## [PROBLEM REQUIREMENTS]
Extract each record and reproduce it exactly.

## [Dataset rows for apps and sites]
Start of Block
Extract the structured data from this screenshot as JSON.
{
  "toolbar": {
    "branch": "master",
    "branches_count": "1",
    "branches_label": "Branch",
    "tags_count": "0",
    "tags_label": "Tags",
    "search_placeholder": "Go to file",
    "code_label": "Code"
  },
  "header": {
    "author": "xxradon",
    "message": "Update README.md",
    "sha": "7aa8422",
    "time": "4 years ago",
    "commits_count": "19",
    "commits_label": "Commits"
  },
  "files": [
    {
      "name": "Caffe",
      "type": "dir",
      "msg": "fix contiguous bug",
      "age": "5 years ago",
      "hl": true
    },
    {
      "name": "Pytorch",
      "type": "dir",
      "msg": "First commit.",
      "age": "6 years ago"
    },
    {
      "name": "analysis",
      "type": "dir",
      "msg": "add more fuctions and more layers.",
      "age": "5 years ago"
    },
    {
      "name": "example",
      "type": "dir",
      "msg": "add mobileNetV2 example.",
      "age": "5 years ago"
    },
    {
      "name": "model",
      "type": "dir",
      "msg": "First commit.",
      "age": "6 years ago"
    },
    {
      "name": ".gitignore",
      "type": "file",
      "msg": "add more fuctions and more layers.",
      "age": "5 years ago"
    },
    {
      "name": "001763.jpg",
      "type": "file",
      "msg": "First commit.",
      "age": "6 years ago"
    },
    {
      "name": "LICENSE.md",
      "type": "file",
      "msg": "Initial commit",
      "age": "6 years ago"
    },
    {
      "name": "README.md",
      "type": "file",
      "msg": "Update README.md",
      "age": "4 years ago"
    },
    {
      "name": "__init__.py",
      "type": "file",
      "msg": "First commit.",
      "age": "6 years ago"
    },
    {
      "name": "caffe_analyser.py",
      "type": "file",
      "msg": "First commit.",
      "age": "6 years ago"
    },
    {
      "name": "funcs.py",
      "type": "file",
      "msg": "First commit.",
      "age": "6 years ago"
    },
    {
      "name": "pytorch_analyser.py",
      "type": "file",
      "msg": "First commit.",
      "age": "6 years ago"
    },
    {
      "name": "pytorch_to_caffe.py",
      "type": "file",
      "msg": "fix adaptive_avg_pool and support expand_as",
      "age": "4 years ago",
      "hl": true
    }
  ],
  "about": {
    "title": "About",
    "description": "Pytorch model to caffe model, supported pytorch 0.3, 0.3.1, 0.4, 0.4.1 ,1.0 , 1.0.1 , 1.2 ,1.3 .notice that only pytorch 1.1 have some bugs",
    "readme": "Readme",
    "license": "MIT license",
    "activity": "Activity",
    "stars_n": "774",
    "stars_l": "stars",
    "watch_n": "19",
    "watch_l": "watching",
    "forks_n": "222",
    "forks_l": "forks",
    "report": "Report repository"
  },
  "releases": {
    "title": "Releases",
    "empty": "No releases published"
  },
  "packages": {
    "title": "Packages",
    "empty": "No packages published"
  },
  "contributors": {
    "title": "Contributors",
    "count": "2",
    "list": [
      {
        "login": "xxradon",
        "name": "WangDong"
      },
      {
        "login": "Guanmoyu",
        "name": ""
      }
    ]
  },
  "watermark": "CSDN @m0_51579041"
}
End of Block
## [SOLUTION FOR THIS PROBLEM]
Extract the structured data from this screenshot as JSON.
{
  "toolbar": {
    "branch": "master",
    "branches_count": "1",
    "branches_label": "Branch",
    "tags_count": "0",
    "tags_label": "Tags",
    "search_placeholder": "Go to file",
    "code_label": "Code"
  },
  "header": {
    "author": "xxradon",
    "message": "Update README.md",
    "sha": "7aa8422",
    "time": "4 years ago",
    "commits_count": "19",
    "commits_label": "Commits"
  },
  "files": [
    {
      "name": "Caffe",
      "type": "dir",
      "msg": "fix contiguous bug",
      "age": "5 years ago",
      "hl": true
    },
    {
      "name": "Pytorch",
      "type": "dir",
      "msg": "First commit.",
      "age": "6 years ago"
    },
    {
      "name": "analysis",
      "type": "dir",
      "msg": "add more fuctions and more layers.",
      "age": "5 years ago"
    },
    {
      "name": "example",
      "type": "dir",
      "msg": "add mobileNetV2 example.",
      "age": "5 years ago"
    },
    {
      "name": "model",
      "type": "dir",
      "msg": "First commit.",
      "age": "6 years ago"
    },
    {
      "name": ".gitignore",
      "type": "file",
      "msg": "add more fuctions and more layers.",
      "age": "5 years ago"
    },
    {
      "name": "001763.jpg",
      "type": "file",
      "msg": "First commit.",
      "age": "6 years ago"
    },
    {
      "name": "LICENSE.md",
      "type": "file",
      "msg": "Initial commit",
      "age": "6 years ago"
    },
    {
      "name": "README.md",
      "type": "file",
      "msg": "Update README.md",
      "age": "4 years ago"
    },
    {
      "name": "__init__.py",
      "type": "file",
      "msg": "First commit.",
      "age": "6 years ago"
    },
    {
      "name": "caffe_analyser.py",
      "type": "file",
      "msg": "First commit.",
      "age": "6 years ago"
    },
    {
      "name": "funcs.py",
      "type": "file",
      "msg": "First commit.",
      "age": "6 years ago"
    },
    {
      "name": "pytorch_analyser.py",
      "type": "file",
      "msg": "First commit.",
      "age": "6 years ago"
    },
    {
      "name": "pytorch_to_caffe.py",
      "type": "file",
      "msg": "fix adaptive_avg_pool and support expand_as",
      "age": "4 years ago",
      "hl": true
    }
  ],
  "about": {
    "title": "About",
    "description": "Pytorch model to caffe model, supported pytorch 0.3, 0.3.1, 0.4, 0.4.1 ,1.0 , 1.0.1 , 1.2 ,1.3 .notice that only pytorch 1.1 have some bugs",
    "readme": "Readme",
    "license": "MIT license",
    "activity": "Activity",
    "stars_n": "774",
    "stars_l": "stars",
    "watch_n": "19",
    "watch_l": "watching",
    "forks_n": "222",
    "forks_l": "forks",
    "report": "Report repository"
  },
  "releases": {
    "title": "Releases",
    "empty": "No releases published"
  },
  "packages": {
    "title": "Packages",
    "empty": "No packages published"
  },
  "contributors": {
    "title": "Contributors",
    "count": "2",
    "list": [
      {
        "login": "xxradon",
        "name": "WangDong"
      },
      {
        "login": "Guanmoyu",
        "name": ""
      }
    ]
  },
  "watermark": "CSDN @m0_51579041"
}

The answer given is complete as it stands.